'As the careers of a great many distinguished women scientists make plain, the human potential to excel in science is not somehow the province of one gender or another... and we must do all we can to nurture, develop, and recognise it, along with other vital talents. That includes carefully avoiding stereotypes, being alert to forms of subtle discrimination, and doing everything we can to remove obstacles to success.'
On January 19, he wrote a letter to the Harvard community, in which he admitted that 'I was wrong to have spoken in a way that has resulted in an unintended signal of discouragement to talented girls and women'.
He then quickly set up two task forces at Harvard to recommend ways to recruit more female professors and provide them better support at the university.

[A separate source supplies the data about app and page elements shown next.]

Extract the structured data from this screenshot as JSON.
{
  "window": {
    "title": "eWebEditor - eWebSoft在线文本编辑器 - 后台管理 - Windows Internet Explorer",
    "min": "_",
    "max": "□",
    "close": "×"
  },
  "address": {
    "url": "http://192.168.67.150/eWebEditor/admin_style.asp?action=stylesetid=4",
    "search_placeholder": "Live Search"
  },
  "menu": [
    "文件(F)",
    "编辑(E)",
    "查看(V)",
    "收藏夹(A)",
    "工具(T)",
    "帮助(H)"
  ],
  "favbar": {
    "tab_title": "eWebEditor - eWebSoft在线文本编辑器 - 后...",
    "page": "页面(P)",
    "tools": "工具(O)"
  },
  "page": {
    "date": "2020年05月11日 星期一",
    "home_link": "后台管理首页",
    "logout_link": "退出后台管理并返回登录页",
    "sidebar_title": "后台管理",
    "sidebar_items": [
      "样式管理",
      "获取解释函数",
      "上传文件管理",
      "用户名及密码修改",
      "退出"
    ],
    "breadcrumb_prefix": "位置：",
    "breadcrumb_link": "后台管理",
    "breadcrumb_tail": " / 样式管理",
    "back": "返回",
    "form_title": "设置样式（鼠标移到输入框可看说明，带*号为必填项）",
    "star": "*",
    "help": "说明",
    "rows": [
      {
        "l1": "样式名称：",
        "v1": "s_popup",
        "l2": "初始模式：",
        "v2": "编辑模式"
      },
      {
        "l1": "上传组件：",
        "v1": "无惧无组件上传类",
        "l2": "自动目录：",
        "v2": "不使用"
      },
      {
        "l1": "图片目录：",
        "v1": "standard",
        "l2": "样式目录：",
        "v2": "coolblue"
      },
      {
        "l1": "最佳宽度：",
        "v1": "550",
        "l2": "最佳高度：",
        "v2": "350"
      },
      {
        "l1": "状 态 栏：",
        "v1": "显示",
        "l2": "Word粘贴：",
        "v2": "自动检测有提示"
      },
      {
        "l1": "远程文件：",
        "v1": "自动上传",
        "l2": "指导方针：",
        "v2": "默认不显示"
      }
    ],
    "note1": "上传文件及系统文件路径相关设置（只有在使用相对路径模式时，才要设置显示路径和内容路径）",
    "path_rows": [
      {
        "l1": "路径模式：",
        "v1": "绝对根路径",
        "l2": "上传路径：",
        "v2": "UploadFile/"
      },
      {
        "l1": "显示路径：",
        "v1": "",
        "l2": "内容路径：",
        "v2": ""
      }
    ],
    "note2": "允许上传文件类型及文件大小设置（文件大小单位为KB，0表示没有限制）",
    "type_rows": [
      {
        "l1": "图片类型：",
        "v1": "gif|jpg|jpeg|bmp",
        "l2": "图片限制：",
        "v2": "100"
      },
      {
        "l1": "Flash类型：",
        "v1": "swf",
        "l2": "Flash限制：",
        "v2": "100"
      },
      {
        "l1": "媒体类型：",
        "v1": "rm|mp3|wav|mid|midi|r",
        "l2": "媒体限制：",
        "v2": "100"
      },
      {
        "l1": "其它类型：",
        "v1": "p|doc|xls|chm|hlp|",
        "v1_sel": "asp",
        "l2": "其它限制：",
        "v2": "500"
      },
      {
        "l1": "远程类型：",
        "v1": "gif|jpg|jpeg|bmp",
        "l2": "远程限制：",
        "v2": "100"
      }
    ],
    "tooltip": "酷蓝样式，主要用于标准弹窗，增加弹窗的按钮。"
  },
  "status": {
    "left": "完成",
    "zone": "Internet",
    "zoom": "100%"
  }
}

Yesterday, Summers responded to the essay by his three peers. His office released a statement, which read: 'I strongly share their commitment, and as I have said in recent weeks the primary issue is in meeting these challenges going forward.'
The essay mentions Summers only once by name. Nor does it criticise him. Yet, it is doubtful whether the intervention by the three university presidents will act as a balm on the mob culture that Summers activated with his remarks.
Already, those who want Summers' head on a platter are interpreting the essay as an attack on him by peers and arguing that its publication makes his continued leadership of a prestigious academic institution untenable.
The biggest irony surrounding the controversy is that most of the people attacking Summers are doing so without an exact idea of what he said.
There is no transcript or recording of what he said at a closed academic conference. It is reminiscent of Ayatollah Khomeini's decision to issue a fatwa for the execution of Salman Rushdie without reading his Satanic Verses.
Summers has said he was merely posing a theory based on scientific research and claimed that he said in his January 14 speech he hopes these theories can be disproved.
In their essay, the three academics implied that it was time to move on and deal with challenges to US universities such as competition from Asia and the lagging performance of American students, all of which make encouraging more women to pursue careers in the sciences crucial.